     When I got home, I was pretty hungry, so I made myself some lunch.  I had a lovely grass-fed beef steak that I thawed a couple of days ago and some fresh green beans I bought last weekend, both of which needed to be eaten.  I boiled the green beans until they were just cooked then drained them and sauteed them in a pan with a little garlic olive oil.  I put them in the oven to keep warm while I made the steak.  Just salt & pepper and a little garlic.  When the steak was medium-well, I put it on the plate with the green beans and topped it with a little gremolata butter.  I only managed to eat about half of it before I was full.

     What is gremolata butter, you ask?  Well, it's a compound butter made with  a mixture of minced garlic, chopped flat-leaf parsley, and lemon zest.  It is delicious sprinkled on meat, especially lamb.  I first heard of a gremolata when I made an amazing recipe for red-wine braised lamb shanks I found on Epicurious.

     This gremolata butter recipe came from Rachel Ray via my Pinterest Cooking board.
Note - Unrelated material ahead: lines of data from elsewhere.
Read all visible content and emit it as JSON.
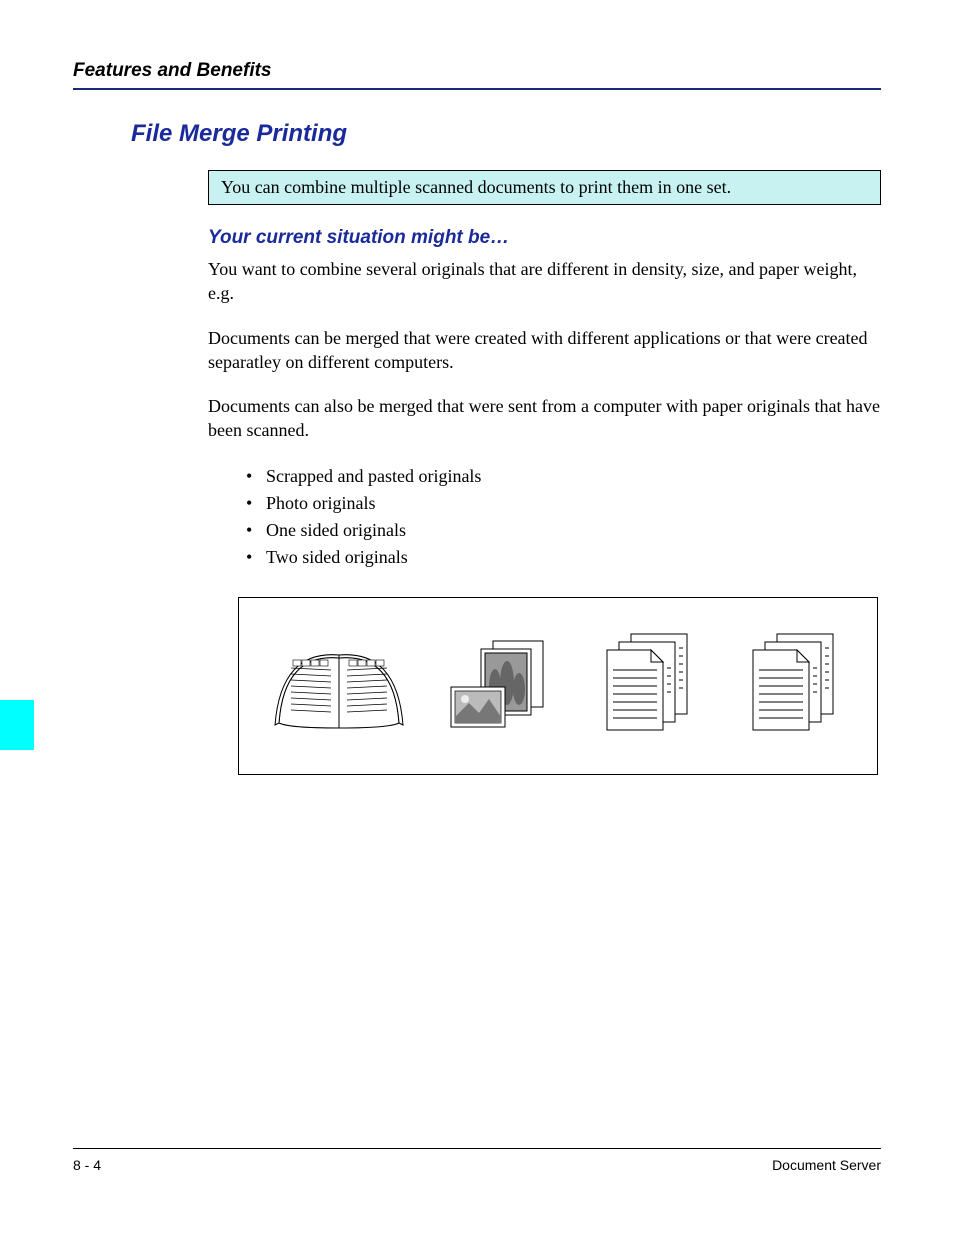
{
  "header": {
    "title": "Features and Benefits"
  },
  "section": {
    "title": "File Merge Printing"
  },
  "infobox": {
    "text": "You can combine multiple scanned documents to print them in one set."
  },
  "subheading": {
    "text": "Your current situation might be…"
  },
  "paragraphs": {
    "p1": "You want to combine several originals that are different in density, size, and paper weight, e.g.",
    "p2": "Documents can be merged that were created with different applications or that were created separatley on different computers.",
    "p3": "Documents can also be merged that were sent from a computer with paper originals that have been scanned."
  },
  "bullets": {
    "b1": "Scrapped and pasted originals",
    "b2": "Photo originals",
    "b3": "One sided originals",
    "b4": "Two sided originals"
  },
  "footer": {
    "page": "8 - 4",
    "label": "Document Server"
  }
}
I've pinned over 100 things to my cooking board and have made fewer than 5 of the recipes, so I'm trying to remedy that.  Tomorrow or perhaps later in the week I will be making a recipe for pesto chicken I pinned about a month ago.  The recipe calls for lemon juice in addition to the zest.  I was doubtful for 2 reasons: 1) mixing liquid into butter can be difficult and 2) I thought the juice would make the butter too tart.  Alas, I was right to be concerned.  This wasn't a total fail, but it wasn't a success either.  I didn't find it too hard to get the juice mixed in, but it did overwhelm the other flavors and make the butter too lemony.  I may try softening the butter again and adding more butter, garlic, and parsley to see if it tastes better.

I hope everyone is having a wonderful weekend.  More dinner reports later this week.